“There are two things I stress,” says Lafe Solomon, the NLRB’s acting general counsel. “The law protects workers if they are discussing terms and conditions of employment and they are communicating with a group. It has to go beyond mere griping by an individual.” Talking about wages, hours or working conditions with others is a protected concerted activity, and it is protected whether the conversation takes place in the lunchroom or via Facebook and Twitter, Solomon says. It is a right given to all workers, unionized or not, in the 1935 National Labor Relations Act.
In the dealership case, the NLRB’s enforcement office found the salesman’s comments about the dealership’s food and beverage selections were legally protected because he was expressing concerns about his workplace and the way the low-end fare might affect sales and commissions. An administrative law judge with the board sided with that conclusion but said the dealership could fire him for posting the accident photos, which had nothing to do with protected concerted activity.
“The cases have been fact-specific,” Solomon says. For instance, NLRB attorneys declined to take up the case of a Walmart employee who was suspended after he went on Facebook to complain about management “tyranny.” The posts were merely an individual gripe and contained no language suggesting that the employee sought to initiate or induce co-workers to engage in group action, according to a report by the labor board that includes the outcome of 14 recent cases. The labor board similarly declined to take up the case of a Walmart employee in Arkansas who said on Facebook that the distribution center where he worked should collapse while certain members of management were inside.
NLRB lawyers also reviewed the case of an employee at a Connecticut-based residential facility for homeless people with mental-health issues. Among her Facebook posts was this exchange:
Employee: Spooky is overnight, third floor, alone in a mental institution, btw Im not a client, not yet anyway.
Friend: Then who will you tell when you hear the voices?
Employee: me, myself and I, one of us had to be right, either way we’ll just pop meds until they go away! Ya Baby! My dear client ms 1 is cracking up at my post, I don’t know if shes laughing at me, with me or at her voices.

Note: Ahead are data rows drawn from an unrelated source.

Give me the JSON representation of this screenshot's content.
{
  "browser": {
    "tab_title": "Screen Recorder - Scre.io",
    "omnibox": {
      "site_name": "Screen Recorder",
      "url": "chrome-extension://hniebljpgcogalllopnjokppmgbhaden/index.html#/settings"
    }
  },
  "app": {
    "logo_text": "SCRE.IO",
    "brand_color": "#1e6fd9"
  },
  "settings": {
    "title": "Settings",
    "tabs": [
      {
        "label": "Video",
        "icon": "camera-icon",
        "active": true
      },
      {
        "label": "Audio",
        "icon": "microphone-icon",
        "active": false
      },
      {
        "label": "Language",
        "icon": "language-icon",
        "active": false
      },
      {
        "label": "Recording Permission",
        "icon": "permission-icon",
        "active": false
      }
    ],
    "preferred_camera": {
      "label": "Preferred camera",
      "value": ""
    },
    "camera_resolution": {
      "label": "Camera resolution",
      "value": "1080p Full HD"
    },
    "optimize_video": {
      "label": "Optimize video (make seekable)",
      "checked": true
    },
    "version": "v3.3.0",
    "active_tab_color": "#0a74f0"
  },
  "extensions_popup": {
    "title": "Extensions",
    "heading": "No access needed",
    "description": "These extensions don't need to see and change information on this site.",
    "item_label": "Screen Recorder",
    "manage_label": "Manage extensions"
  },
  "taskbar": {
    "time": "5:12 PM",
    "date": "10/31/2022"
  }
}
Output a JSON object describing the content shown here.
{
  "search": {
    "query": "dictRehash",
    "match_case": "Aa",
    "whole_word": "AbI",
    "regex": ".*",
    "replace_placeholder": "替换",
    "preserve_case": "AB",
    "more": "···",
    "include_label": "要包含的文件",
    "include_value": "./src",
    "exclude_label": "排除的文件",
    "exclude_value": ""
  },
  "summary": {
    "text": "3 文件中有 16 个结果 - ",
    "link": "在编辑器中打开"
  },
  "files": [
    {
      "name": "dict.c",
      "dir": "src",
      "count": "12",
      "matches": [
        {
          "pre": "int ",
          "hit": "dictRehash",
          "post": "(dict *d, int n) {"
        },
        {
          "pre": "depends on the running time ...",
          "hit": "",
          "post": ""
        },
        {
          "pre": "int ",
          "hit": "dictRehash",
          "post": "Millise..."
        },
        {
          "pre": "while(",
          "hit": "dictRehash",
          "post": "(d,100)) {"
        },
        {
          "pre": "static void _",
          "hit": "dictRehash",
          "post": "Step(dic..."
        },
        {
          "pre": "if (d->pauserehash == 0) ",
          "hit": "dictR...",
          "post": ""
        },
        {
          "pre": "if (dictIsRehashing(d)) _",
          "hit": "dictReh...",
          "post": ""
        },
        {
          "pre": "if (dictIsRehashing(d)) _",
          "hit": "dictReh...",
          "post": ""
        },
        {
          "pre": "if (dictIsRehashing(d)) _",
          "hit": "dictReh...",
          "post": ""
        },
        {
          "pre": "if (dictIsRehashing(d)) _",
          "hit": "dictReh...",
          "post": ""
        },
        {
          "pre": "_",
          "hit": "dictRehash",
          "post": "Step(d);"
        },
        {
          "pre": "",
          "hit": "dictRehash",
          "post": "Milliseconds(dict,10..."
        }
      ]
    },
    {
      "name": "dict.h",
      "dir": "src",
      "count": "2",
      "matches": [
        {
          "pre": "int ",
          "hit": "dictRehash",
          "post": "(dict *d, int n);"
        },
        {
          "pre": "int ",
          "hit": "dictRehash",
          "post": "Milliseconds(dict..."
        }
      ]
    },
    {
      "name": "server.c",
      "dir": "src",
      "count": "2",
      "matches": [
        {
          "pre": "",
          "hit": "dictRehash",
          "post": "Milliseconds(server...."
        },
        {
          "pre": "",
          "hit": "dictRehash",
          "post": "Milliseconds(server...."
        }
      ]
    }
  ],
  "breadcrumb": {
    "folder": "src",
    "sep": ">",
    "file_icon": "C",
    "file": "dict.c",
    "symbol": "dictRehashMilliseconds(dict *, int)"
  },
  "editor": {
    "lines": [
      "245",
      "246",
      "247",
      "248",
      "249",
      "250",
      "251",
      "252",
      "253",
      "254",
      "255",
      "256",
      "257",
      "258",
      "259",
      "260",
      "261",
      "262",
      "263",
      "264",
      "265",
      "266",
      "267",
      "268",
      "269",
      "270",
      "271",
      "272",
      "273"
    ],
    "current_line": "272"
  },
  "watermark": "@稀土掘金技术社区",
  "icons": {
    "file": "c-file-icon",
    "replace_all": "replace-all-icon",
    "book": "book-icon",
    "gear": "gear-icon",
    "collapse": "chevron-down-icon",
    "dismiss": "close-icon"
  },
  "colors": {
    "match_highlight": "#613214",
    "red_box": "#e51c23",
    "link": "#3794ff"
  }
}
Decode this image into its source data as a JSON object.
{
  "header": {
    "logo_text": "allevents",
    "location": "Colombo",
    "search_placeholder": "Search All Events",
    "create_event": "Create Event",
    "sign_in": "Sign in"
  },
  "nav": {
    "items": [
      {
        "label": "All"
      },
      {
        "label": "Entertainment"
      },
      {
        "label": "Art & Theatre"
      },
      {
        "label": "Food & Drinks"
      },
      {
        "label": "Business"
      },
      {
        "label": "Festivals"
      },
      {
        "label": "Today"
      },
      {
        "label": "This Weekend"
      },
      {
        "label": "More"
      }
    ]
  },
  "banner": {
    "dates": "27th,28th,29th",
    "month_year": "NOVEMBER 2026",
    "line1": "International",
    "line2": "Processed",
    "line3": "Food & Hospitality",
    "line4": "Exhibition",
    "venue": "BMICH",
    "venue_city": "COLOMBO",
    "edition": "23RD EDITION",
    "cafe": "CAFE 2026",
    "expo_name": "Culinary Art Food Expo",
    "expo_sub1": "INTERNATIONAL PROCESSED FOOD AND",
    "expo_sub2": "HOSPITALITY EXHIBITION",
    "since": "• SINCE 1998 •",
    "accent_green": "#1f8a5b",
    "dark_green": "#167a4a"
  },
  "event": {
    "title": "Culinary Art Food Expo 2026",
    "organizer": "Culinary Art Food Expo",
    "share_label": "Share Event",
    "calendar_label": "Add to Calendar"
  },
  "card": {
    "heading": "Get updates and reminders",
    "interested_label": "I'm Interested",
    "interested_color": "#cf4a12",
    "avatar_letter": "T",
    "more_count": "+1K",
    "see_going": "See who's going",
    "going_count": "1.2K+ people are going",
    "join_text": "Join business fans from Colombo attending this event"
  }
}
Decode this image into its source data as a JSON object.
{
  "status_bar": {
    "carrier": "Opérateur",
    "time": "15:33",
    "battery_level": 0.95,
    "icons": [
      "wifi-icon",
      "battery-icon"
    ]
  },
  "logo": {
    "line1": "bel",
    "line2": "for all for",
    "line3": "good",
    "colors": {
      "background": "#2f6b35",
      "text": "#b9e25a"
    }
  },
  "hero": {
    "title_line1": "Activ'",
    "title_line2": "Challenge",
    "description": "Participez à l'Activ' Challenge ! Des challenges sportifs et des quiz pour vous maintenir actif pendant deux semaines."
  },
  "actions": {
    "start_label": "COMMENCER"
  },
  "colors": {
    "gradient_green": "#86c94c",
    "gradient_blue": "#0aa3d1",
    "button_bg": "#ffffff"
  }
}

Her employer learned of the post through a former client who was a Facebook friend of the employee. The employee was fired because her words were averse to the home’s goal, which was “protecting people we serve from stigma,” the termination letter said. The NLRB declined to take the case because the woman was merely communicating with her friends, solely on her own, about her job, which did not qualify as concerted activity.